Exercise objective:
Within the listing below, how many lines feature the word "表示範囲内"? Reply with only that number.
———
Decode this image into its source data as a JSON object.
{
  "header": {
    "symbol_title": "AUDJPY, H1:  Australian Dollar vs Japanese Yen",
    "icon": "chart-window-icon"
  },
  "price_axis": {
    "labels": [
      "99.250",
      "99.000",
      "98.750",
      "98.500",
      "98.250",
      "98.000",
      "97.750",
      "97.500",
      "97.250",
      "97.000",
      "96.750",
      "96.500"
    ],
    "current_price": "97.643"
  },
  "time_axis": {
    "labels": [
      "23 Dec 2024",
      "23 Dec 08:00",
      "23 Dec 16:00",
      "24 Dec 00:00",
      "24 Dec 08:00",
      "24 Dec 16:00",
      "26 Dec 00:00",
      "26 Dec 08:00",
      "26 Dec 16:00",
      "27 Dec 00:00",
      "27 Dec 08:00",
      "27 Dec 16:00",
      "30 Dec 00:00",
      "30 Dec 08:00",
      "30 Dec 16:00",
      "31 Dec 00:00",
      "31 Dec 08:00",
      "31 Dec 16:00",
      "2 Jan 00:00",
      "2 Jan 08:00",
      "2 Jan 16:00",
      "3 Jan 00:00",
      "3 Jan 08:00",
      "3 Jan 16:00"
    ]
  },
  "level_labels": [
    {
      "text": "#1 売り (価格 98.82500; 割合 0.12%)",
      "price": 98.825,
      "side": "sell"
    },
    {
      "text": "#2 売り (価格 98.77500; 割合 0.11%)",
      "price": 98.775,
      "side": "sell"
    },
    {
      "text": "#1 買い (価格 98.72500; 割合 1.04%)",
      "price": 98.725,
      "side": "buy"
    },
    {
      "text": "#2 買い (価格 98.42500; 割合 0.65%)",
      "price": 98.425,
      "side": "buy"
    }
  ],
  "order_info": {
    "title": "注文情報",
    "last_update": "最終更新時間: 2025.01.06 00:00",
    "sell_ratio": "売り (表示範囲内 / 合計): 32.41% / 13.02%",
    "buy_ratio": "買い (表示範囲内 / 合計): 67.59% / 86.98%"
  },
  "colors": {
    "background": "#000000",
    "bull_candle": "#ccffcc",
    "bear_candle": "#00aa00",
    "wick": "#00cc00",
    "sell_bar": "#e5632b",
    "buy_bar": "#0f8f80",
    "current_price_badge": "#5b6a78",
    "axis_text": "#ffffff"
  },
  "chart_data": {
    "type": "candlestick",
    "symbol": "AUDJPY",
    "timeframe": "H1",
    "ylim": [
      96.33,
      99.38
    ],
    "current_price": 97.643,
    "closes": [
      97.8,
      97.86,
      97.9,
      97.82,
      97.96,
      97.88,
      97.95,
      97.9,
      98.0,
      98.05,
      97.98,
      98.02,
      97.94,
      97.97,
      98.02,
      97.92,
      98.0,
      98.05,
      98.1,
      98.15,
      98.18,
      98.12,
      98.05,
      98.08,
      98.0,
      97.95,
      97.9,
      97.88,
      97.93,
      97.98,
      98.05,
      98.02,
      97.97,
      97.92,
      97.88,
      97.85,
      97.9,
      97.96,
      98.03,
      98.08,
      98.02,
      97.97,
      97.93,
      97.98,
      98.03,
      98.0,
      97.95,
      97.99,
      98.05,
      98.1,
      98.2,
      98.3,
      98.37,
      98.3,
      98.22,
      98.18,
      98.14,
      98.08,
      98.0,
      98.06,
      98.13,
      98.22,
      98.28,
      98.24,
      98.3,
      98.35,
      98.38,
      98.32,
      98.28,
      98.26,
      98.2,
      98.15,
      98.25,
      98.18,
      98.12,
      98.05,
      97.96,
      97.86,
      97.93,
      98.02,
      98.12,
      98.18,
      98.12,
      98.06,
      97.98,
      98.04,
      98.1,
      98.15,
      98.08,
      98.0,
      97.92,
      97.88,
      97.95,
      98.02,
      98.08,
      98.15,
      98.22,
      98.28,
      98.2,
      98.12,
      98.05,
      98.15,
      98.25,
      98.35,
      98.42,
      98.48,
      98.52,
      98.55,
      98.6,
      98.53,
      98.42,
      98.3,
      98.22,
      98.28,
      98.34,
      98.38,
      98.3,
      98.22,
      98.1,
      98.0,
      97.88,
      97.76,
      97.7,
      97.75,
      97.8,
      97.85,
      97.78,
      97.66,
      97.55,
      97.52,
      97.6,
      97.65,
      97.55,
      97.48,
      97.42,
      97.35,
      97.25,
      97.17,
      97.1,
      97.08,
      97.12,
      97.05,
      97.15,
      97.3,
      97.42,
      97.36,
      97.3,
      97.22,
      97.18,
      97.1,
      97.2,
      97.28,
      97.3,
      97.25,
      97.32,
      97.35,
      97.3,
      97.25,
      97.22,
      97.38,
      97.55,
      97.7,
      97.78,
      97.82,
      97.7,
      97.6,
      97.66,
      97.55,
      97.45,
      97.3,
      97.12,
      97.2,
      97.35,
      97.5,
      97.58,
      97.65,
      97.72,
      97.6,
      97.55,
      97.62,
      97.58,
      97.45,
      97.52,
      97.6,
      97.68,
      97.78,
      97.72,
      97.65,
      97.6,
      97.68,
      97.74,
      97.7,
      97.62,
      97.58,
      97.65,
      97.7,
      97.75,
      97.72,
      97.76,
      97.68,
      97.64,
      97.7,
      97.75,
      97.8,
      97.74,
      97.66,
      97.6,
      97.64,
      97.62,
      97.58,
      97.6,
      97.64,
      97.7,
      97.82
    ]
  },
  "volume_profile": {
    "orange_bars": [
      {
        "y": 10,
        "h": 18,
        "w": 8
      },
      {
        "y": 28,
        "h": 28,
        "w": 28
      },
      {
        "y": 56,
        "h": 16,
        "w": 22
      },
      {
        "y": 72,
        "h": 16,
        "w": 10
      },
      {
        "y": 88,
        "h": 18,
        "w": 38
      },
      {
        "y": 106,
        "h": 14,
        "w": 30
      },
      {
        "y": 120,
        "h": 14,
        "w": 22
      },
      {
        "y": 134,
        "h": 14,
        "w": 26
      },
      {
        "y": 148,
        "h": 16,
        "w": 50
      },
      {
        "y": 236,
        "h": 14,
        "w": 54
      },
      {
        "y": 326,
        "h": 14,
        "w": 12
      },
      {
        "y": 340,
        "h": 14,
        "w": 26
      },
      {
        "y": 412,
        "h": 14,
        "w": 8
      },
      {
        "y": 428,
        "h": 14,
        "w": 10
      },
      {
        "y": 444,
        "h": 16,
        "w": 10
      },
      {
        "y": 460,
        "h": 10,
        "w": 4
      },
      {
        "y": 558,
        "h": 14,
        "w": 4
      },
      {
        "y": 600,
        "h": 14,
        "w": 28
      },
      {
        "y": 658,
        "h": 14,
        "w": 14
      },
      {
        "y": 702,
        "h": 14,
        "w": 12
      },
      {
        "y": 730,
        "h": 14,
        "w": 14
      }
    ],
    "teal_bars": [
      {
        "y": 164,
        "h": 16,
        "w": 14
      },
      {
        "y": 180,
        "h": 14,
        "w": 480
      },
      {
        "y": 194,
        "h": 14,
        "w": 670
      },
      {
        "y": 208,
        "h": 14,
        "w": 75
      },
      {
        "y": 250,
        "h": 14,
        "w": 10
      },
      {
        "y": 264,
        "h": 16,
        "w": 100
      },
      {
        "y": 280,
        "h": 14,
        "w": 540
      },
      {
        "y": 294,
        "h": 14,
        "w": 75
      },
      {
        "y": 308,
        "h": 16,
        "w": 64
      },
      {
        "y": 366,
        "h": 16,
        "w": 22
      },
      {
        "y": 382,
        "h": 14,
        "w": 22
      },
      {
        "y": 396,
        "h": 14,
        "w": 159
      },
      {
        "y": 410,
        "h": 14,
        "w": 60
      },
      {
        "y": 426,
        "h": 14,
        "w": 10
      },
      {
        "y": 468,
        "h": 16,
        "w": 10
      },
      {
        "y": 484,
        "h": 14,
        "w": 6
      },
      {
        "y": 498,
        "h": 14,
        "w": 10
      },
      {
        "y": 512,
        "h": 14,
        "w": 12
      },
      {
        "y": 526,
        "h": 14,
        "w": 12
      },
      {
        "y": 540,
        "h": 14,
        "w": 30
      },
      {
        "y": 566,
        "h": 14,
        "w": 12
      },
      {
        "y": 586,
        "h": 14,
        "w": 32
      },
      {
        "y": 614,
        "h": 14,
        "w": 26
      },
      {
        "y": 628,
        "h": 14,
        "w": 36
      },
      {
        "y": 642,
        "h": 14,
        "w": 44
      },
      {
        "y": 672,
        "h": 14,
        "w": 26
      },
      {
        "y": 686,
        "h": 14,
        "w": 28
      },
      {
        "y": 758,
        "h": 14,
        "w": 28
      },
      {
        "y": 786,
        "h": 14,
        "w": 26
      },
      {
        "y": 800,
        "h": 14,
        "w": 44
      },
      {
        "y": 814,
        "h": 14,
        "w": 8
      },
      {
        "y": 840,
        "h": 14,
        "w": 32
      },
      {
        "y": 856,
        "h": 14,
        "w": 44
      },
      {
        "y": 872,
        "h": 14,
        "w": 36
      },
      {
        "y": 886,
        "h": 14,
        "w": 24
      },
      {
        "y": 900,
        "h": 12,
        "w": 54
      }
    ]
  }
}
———
Finished exercise:
2